Amirouche raised the idea of an exact-integer -> enum-set conversion
(which he called "enum-set-unfold", a rather confusing name) in
https://srfi-email.schemers.org/srfi-209/msg/15202515/, but the
thread dropped after a short discussion. Is this idea worth
revisiting? The bitmap representation of enum-sets used by the sample
implementation means that this could be handled very efficiently,
which is a point in its favor.
It's a reasonable idea, though I don't think it's outright necessary. If you want to implement it, I'll write it up.
Marc also requested syntax-case versions of define-enum, which I
will try to add to the sample implementation soon.
Is there anything else that still needs to be addressed?
There remains the question of urging the use of (singleton) enum-sets rather than enums. The idea of using enum-sets, which are strongly typed (in the sense of an enum-type) rather than bare enums makes sense if enums are symbols, as in R6RS. When they are strongly typed objects (unique to a single enum-set) that doesn't arise.
In addition, the question of efficiency is quite unclear. The enum equality function is identity (i.e. eqv?), whereas the enum-set equality function requires unwrapping the objects and then the more complex = test, where the time taken is proportional to the size of the enum type.
John promised to explain in the rationale why the extra complications of SRFI 209 (enum types, enum objects, associated values) compared with the quite basic (rnrs enumerations) are actually a good thing.

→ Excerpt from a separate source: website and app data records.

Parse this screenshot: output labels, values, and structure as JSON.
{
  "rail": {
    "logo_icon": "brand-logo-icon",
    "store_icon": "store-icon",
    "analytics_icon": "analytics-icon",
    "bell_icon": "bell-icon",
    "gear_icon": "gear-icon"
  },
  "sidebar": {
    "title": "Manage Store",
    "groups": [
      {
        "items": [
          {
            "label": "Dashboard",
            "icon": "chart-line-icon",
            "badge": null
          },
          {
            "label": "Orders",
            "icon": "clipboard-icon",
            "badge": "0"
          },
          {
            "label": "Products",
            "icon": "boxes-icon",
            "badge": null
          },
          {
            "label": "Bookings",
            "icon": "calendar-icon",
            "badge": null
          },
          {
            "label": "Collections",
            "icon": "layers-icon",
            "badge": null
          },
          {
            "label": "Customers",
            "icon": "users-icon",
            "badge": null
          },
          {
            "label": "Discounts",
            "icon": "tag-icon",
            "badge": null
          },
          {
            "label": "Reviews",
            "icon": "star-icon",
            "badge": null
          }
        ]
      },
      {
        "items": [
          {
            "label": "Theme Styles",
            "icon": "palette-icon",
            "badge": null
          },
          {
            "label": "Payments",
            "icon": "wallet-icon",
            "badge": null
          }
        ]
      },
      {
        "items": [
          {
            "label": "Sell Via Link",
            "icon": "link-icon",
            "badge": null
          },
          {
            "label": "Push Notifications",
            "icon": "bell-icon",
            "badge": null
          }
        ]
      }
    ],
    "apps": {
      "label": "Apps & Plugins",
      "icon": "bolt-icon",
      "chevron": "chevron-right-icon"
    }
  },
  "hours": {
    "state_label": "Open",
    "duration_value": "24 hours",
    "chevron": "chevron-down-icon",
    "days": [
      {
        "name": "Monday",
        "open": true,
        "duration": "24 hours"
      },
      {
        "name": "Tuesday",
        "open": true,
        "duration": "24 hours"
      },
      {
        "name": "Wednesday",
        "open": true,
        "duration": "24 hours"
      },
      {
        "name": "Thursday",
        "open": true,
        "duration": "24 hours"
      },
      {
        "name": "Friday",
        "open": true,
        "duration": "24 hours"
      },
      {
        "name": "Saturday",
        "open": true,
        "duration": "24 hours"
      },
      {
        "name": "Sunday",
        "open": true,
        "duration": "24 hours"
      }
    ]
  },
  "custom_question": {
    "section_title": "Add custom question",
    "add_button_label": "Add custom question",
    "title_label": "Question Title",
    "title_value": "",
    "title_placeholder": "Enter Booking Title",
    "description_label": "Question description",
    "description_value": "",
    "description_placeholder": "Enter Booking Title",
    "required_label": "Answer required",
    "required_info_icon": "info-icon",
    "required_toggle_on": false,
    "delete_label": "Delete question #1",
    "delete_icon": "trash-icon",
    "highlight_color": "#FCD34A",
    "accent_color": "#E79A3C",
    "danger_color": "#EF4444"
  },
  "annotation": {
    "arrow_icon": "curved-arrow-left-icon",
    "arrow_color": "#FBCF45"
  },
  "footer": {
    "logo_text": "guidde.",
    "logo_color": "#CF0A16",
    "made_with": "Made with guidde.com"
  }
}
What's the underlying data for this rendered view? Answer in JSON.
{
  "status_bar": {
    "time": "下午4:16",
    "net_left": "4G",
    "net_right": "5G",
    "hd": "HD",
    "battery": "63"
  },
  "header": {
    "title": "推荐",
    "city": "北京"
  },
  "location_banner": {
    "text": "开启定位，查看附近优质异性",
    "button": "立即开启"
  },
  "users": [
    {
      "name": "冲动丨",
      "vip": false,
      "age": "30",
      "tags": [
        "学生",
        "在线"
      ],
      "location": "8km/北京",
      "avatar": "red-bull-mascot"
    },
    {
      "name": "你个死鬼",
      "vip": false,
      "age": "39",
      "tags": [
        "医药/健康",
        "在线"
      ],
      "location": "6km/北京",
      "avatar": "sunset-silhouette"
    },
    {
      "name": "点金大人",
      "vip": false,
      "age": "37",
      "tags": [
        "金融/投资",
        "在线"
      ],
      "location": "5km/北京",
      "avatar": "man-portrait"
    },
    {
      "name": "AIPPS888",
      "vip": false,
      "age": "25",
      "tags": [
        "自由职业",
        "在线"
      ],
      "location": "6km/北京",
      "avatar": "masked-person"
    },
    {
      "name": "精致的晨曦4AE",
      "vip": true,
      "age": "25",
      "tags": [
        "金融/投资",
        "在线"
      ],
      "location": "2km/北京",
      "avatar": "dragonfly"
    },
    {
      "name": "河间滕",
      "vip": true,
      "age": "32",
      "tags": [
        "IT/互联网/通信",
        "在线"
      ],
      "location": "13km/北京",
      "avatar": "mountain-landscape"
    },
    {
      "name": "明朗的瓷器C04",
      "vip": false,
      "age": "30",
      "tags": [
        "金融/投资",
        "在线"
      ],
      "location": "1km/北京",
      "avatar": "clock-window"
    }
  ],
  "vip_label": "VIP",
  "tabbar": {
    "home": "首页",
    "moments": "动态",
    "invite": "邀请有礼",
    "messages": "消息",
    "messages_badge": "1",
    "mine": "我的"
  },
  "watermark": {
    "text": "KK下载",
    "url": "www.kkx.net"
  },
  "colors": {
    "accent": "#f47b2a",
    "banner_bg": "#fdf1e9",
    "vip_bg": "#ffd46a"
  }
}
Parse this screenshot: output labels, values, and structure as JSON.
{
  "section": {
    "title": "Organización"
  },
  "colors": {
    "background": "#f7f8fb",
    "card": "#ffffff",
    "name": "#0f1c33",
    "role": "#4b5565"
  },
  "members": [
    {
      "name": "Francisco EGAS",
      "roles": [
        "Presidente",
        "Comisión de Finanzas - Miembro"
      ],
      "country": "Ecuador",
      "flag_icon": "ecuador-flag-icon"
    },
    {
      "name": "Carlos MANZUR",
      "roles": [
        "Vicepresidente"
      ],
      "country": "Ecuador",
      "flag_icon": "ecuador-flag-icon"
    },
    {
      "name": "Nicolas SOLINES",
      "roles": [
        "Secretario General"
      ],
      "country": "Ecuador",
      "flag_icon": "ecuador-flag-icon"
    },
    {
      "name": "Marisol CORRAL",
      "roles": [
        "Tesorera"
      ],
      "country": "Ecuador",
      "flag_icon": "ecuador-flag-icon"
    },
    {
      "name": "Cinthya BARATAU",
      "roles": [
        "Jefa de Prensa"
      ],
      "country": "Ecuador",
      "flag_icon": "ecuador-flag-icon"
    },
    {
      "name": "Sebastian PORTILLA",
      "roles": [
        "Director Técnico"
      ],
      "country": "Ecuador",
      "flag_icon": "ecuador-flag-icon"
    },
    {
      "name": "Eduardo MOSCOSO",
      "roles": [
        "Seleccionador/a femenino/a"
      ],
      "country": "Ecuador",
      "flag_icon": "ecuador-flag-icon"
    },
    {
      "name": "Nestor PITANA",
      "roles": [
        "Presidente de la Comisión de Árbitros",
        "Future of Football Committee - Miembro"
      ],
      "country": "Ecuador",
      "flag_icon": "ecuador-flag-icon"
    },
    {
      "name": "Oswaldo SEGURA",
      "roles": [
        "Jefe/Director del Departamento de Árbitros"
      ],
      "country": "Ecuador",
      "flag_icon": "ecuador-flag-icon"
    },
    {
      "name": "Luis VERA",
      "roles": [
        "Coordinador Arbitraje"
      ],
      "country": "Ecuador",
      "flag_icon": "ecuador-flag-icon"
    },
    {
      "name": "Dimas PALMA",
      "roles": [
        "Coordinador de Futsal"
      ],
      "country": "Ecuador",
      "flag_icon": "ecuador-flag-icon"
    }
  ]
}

R6RS enums ameliorate these disadvantages by providing "type-safe" sets, which can be stored more efficiently than general lists, possibly as integers. However, neither enum types nor enum objects are exposed, only enum names and enum sets. This means that R6RS cannot have a procedure that takes an enum-type and returns the enum of the type whose ordinal number is n, nor a procedure that takes an existing enum-type and creates an enum-set containing specified enums from it. Instead, it must use procedures that return a quasi-curried procedure for performing these operations on a specified enum-type. The nearest equivalent to an enum object in the sense of this SRFI is a singleton enum set. To perform an efficient test of enum set membership, it is necessary to use such a singleton, and comparing two such sets for equality involves = rather than
Added and pushed.